Dataset rows for apps and sites:
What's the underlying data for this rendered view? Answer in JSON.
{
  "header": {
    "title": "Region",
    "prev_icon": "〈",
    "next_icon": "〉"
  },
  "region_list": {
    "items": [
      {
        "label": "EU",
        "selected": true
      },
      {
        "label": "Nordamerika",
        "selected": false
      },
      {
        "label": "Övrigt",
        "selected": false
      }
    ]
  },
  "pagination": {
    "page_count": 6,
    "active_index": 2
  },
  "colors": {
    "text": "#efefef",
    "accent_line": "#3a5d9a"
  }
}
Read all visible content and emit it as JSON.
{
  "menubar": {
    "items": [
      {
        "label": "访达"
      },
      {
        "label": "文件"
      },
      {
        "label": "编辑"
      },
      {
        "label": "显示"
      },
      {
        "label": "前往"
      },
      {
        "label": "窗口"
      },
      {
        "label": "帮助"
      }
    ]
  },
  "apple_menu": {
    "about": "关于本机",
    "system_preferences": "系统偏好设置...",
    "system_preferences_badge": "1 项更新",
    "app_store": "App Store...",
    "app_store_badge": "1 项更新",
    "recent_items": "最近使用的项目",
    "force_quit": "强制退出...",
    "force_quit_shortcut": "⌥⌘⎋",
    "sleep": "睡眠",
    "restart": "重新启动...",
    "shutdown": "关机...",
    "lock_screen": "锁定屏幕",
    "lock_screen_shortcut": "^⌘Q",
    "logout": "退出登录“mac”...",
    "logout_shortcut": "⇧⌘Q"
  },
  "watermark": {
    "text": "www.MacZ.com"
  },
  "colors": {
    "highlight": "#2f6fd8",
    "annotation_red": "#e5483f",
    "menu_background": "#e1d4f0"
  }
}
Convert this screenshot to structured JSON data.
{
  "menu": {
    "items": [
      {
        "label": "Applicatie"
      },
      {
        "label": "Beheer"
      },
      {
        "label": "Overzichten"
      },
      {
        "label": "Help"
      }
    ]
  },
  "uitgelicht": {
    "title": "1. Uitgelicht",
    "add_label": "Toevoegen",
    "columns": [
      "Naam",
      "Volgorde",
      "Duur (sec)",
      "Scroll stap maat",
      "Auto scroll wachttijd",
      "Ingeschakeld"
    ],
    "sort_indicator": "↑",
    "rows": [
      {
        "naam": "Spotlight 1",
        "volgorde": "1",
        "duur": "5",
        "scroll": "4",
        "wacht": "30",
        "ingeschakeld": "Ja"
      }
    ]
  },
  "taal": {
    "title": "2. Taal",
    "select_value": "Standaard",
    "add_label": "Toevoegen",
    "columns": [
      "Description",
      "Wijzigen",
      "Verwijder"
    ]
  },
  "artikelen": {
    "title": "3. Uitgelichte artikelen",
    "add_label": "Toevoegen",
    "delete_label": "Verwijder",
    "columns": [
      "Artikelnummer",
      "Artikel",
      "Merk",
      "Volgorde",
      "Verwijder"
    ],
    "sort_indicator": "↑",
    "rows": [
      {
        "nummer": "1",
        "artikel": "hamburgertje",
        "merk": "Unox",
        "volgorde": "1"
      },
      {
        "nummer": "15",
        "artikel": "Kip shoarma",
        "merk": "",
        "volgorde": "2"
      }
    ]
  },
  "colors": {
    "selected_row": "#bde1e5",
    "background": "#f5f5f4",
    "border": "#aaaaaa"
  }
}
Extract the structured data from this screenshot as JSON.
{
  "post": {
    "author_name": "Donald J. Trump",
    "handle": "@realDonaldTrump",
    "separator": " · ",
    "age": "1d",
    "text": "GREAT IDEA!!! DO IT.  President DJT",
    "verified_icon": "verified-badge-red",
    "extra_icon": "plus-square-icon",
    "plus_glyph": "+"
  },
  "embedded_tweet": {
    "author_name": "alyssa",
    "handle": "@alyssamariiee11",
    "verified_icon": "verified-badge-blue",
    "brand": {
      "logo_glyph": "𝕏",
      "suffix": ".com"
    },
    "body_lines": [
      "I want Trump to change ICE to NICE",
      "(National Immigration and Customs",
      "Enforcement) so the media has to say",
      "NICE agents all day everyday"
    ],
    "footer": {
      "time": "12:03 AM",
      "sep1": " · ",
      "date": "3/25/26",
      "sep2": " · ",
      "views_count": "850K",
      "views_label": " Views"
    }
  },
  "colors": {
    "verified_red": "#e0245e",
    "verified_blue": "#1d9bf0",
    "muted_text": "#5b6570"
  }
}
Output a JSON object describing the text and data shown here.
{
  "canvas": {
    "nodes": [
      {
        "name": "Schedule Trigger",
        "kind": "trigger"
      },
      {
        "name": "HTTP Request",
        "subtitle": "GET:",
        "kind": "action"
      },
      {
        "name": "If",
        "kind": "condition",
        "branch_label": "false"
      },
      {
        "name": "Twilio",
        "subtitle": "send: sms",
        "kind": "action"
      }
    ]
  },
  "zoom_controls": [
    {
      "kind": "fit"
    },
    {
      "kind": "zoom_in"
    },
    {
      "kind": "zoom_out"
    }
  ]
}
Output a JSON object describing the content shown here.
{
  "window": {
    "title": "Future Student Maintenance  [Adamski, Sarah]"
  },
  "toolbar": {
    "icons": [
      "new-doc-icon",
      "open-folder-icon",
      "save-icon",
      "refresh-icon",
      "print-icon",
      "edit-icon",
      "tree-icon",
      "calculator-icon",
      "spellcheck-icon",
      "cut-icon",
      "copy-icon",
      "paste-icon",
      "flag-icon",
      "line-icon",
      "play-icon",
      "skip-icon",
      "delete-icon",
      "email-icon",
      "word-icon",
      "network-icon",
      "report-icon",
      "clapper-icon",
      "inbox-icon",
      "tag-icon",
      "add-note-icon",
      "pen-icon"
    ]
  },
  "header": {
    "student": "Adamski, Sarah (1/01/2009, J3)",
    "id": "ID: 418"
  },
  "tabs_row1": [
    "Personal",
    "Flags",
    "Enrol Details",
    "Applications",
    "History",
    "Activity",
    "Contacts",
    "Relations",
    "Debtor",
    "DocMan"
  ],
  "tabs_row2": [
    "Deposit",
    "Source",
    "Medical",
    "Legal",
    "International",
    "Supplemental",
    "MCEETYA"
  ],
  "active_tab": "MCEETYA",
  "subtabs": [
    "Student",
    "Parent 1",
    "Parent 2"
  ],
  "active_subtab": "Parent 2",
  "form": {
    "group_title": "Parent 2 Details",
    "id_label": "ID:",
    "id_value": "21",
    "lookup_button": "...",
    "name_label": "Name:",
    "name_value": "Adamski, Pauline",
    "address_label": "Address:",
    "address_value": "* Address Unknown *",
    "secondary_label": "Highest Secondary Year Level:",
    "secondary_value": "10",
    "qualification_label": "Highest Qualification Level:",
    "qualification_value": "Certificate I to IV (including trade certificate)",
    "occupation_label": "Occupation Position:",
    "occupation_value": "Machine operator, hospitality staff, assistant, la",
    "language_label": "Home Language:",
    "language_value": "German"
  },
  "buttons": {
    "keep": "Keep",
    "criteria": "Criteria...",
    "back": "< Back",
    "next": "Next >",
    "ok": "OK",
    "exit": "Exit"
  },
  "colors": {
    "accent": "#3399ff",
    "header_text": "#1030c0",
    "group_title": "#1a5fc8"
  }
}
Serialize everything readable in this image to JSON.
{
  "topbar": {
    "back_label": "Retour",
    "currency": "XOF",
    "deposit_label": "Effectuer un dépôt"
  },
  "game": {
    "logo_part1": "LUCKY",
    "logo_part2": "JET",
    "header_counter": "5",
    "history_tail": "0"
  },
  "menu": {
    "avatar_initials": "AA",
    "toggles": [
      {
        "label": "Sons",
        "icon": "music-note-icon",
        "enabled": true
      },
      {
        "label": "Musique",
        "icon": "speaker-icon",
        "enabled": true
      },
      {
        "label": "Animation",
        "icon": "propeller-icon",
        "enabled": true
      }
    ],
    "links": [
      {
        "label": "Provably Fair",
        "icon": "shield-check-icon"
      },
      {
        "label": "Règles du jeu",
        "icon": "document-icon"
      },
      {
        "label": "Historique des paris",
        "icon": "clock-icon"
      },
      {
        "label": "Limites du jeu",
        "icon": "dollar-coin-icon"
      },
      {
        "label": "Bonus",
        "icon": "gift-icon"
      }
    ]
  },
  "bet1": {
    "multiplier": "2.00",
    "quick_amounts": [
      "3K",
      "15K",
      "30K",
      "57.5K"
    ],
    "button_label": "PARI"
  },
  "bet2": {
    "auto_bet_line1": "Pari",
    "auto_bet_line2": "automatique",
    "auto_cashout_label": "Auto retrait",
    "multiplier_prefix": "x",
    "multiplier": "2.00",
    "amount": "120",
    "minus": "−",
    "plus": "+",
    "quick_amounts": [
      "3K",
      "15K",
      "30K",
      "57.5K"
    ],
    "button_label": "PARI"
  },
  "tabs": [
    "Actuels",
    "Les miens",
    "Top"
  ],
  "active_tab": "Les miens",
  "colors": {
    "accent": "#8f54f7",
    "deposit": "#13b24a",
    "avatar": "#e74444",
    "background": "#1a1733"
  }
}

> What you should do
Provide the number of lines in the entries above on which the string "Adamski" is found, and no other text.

> Solution to this task
3